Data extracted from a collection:

▶

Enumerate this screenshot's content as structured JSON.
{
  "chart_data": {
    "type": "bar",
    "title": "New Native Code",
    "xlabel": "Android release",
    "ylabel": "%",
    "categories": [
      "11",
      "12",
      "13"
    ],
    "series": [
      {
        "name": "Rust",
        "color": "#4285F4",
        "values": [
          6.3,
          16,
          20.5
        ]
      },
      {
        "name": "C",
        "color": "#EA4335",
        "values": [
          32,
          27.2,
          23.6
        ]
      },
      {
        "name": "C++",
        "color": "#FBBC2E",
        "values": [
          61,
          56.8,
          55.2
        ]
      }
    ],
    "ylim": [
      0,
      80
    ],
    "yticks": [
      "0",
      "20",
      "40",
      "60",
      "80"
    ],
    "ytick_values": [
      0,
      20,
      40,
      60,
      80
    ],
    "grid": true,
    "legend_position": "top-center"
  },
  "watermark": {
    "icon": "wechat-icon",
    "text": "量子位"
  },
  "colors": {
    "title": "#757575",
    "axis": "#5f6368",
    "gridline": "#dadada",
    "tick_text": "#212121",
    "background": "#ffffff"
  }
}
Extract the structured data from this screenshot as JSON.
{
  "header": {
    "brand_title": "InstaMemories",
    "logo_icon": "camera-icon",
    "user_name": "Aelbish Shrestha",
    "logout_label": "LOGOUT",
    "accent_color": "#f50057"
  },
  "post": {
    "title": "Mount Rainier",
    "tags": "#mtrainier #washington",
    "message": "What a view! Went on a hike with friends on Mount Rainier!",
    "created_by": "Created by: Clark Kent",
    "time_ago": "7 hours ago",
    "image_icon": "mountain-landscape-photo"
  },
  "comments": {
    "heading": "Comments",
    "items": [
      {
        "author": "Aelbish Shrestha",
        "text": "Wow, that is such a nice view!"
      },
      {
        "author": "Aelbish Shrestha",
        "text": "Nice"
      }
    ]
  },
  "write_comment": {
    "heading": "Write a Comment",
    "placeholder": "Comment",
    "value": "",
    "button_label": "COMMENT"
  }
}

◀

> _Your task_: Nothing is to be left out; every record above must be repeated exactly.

> _Result_:
Enumerate this screenshot's content as structured JSON.
{
  "chart_data": {
    "type": "bar",
    "title": "New Native Code",
    "xlabel": "Android release",
    "ylabel": "%",
    "categories": [
      "11",
      "12",
      "13"
    ],
    "series": [
      {
        "name": "Rust",
        "color": "#4285F4",
        "values": [
          6.3,
          16,
          20.5
        ]
      },
      {
        "name": "C",
        "color": "#EA4335",
        "values": [
          32,
          27.2,
          23.6
        ]
      },
      {
        "name": "C++",
        "color": "#FBBC2E",
        "values": [
          61,
          56.8,
          55.2
        ]
      }
    ],
    "ylim": [
      0,
      80
    ],
    "yticks": [
      "0",
      "20",
      "40",
      "60",
      "80"
    ],
    "ytick_values": [
      0,
      20,
      40,
      60,
      80
    ],
    "grid": true,
    "legend_position": "top-center"
  },
  "watermark": {
    "icon": "wechat-icon",
    "text": "量子位"
  },
  "colors": {
    "title": "#757575",
    "axis": "#5f6368",
    "gridline": "#dadada",
    "tick_text": "#212121",
    "background": "#ffffff"
  }
}
Extract the structured data from this screenshot as JSON.
{
  "header": {
    "brand_title": "InstaMemories",
    "logo_icon": "camera-icon",
    "user_name": "Aelbish Shrestha",
    "logout_label": "LOGOUT",
    "accent_color": "#f50057"
  },
  "post": {
    "title": "Mount Rainier",
    "tags": "#mtrainier #washington",
    "message": "What a view! Went on a hike with friends on Mount Rainier!",
    "created_by": "Created by: Clark Kent",
    "time_ago": "7 hours ago",
    "image_icon": "mountain-landscape-photo"
  },
  "comments": {
    "heading": "Comments",
    "items": [
      {
        "author": "Aelbish Shrestha",
        "text": "Wow, that is such a nice view!"
      },
      {
        "author": "Aelbish Shrestha",
        "text": "Nice"
      }
    ]
  },
  "write_comment": {
    "heading": "Write a Comment",
    "placeholder": "Comment",
    "value": "",
    "button_label": "COMMENT"
  }
}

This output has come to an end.